Sometimes Max can act in the most stereotypical dog ways. I can’t help but laugh every time he pees on a fire hydrant or bolts after a squirrel.
And of course, he even chases his tail.
It’s a little surprising when he does chase his tail, because it never makes sense. It’s a sudden outburst of irrational behavior that gets him nowhere. And it’s dangerously out of control – I know he can’t see where he is going and he gets uncomfortably close to coffee tables and bookshelves as he is whipping his whole body around and around.
When I watch him do it, I usually think several things:
Dogs are so weird.
I hope he doesn’t knock anything down or hit his head on something.
I’m glad I don’t do anything like that.
And yet, Max has me wondering – surely I don’t do anything like that, right? Surely I don’t irrationally go around and around in circles not really getting anywhere.
Unfortunately, Max may be teaching me that I am not so different, that I too may be stuck in an irrational cycle of unhealthy, unhelpful movement.
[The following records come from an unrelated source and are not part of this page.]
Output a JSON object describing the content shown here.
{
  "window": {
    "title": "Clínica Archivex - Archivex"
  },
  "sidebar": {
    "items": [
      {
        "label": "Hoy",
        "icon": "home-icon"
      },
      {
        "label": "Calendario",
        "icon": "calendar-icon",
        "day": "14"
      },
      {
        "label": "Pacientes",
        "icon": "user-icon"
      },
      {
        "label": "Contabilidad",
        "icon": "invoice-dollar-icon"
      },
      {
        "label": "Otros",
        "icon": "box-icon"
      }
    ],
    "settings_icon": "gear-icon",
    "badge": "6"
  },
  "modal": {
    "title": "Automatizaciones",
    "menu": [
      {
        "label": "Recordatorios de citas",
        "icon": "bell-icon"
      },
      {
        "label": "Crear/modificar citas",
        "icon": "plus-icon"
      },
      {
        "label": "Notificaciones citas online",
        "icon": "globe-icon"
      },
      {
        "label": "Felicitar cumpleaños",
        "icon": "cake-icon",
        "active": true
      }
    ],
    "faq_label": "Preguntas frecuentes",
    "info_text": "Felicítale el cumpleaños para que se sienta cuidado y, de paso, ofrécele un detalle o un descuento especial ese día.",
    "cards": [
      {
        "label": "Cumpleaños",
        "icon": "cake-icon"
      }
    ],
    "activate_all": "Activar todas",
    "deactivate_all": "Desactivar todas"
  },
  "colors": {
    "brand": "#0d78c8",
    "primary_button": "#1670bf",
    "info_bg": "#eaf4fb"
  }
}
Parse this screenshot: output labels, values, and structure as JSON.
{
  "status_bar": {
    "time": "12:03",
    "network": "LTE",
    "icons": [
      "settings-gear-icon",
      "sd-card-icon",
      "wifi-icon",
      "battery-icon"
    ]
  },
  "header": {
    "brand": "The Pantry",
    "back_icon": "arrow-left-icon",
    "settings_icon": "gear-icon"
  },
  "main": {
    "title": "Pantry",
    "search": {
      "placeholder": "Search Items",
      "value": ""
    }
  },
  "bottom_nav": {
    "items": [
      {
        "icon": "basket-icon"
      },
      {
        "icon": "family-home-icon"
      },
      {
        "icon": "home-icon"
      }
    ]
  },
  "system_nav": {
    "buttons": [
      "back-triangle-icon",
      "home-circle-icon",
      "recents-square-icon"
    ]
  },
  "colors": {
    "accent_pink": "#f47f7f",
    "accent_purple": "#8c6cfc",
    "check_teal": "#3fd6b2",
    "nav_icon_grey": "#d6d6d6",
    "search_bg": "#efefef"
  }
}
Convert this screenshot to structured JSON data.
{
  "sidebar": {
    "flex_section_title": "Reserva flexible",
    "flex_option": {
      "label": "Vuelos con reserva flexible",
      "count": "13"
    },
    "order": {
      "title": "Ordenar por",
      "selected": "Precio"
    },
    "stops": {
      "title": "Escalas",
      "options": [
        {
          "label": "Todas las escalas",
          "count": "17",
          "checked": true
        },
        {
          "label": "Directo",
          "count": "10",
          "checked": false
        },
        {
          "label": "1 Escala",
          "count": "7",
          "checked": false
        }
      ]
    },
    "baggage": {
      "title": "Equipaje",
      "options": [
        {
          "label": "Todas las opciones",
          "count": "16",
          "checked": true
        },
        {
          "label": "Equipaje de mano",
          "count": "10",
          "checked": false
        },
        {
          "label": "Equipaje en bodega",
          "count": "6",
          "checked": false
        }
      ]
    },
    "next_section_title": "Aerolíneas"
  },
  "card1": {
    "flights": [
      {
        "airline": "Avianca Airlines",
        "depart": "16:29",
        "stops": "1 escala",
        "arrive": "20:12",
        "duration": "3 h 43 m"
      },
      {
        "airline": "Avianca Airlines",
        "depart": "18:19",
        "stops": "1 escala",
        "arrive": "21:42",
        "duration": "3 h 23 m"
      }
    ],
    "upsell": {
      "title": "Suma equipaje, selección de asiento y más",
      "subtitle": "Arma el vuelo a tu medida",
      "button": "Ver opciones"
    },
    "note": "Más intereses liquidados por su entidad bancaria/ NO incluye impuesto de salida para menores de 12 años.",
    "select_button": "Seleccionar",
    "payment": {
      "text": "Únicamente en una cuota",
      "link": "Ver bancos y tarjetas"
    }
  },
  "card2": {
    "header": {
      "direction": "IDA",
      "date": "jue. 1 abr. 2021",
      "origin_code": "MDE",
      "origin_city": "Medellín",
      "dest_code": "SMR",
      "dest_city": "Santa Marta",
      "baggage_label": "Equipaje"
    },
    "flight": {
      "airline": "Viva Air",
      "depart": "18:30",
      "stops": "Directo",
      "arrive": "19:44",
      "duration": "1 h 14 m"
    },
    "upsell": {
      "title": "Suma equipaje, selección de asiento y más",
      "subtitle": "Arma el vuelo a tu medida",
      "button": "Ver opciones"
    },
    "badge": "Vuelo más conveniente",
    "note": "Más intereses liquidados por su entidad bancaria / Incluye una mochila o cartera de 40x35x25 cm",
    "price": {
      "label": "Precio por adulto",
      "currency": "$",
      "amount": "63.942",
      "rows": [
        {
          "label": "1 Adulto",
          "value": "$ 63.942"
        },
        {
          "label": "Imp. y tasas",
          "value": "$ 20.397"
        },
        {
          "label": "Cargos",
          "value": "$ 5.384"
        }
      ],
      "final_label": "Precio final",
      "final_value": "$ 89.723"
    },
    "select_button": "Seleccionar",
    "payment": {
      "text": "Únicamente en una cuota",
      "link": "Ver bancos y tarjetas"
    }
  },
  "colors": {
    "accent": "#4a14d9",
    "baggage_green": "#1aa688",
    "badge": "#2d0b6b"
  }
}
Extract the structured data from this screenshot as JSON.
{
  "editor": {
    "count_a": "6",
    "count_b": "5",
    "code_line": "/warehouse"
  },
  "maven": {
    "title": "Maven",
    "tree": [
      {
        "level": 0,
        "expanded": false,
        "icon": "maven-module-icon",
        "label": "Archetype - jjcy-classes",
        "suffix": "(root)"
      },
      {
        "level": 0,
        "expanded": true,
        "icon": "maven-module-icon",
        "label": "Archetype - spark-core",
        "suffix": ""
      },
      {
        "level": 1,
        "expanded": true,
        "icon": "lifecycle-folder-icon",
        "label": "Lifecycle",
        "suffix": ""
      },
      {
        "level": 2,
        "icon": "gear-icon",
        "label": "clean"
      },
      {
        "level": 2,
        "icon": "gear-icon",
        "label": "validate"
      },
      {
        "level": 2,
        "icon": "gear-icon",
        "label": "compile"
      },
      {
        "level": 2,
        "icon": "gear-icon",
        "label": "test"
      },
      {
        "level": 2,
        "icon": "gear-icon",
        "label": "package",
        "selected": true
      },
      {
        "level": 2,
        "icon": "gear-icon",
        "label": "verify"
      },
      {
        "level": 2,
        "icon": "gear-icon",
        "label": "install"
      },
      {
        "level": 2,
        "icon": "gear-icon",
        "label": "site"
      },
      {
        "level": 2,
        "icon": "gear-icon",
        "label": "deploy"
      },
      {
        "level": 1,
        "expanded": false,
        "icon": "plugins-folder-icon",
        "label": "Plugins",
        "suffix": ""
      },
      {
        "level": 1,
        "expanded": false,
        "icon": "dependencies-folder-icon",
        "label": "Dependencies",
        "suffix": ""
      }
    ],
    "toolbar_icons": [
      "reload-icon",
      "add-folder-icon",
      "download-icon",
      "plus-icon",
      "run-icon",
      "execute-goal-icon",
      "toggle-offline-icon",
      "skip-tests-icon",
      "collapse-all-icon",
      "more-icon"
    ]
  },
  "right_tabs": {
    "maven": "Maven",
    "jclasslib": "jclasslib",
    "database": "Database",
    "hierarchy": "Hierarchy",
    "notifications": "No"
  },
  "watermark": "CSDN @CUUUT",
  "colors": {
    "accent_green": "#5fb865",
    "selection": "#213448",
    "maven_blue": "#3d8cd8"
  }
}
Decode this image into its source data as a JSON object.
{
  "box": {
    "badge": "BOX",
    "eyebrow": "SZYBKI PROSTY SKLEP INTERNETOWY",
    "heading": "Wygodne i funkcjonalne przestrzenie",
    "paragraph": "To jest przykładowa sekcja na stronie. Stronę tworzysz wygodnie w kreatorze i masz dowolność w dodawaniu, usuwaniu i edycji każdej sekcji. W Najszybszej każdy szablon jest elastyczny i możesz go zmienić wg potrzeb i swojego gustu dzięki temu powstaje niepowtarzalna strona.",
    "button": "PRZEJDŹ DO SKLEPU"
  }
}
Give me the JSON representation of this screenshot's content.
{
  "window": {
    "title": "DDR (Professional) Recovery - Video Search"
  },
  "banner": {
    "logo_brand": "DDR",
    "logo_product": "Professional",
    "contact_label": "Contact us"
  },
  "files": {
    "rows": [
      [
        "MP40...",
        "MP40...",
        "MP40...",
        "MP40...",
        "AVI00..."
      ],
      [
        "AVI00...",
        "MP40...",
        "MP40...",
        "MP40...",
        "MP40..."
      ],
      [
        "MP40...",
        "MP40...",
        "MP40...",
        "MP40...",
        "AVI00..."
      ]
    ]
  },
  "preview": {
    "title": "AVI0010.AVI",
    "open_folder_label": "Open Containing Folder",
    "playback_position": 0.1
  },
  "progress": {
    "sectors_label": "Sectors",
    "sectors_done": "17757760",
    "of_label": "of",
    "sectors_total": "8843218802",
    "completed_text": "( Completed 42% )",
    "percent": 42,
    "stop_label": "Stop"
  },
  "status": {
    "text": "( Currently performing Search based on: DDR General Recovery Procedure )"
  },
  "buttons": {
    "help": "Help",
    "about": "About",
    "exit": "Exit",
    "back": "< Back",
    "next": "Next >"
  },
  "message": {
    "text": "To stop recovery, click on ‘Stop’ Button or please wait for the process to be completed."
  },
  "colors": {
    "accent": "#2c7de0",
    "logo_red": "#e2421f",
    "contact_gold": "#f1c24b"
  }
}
It definitely seems like my country is. We seem to be circling around hate and violence as if it were our tail that we are chasing and can’t quite seem to get. We keep chasing and chasing ourselves instead of moving forward. The evil spreads and we wonder why we didn’t see it right after collapsing from another round around ourselves.
In this tail chasing, I worry that we keep trying the same things over and over again, thinking we will finally catch the evil around us, and yet we find ourselves ever chasing it.
I worry that we arm ourselves with sharper teeth or fiercer barks to no avail. In fact, while we tell ourselves those tools are necessary for catching the evil, it seems that they only hurt those trying to help us see what is really going on.
And I worry that we begin to think that such tail chasing is either just a reality of being human or that it is a game.
And then Max makes another lap around himself and I begin to realize that I too am guilty of chasing my tail. It is not just the country – it is me.
Every time a black person is murdered and I stop short at reading all the articles about it, I have irrationally gone around and around and not gotten anywhere. I have become complicit in staying busy but not rooting out evil.
Every time I complain about decisions my elected representatives have made but fail to write or visit them, I chase what I think is just the state of things beyond my control, instead of making use of the access afforded to me.
Ever time I hear a sexist micro-aggression, and I laugh it off as a joke or ignore it for fear of confrontation, I chase my tail expecting the problem to resolve itself while I look distracted.
Max has taught me that chasing my tail gets me nowhere and is both irrational and dangerous. Chasing my tail when real hate and injustice and violence are present means that such evil will only continue to go on and I’ll probably hurt myself while ignoring it. There’s a lot more to do in speaking out and transforming the words and symbols I and my community use, but ceasing the tail chasing is at least the first step.
So thank you Max for teaching me how problematic it is to chase my tail instead of dealing with the real problems around me. Thank you for teaching me how I’ve been irrationally circling around that evil but not really dealing with it. I hope you can show me a better way forward.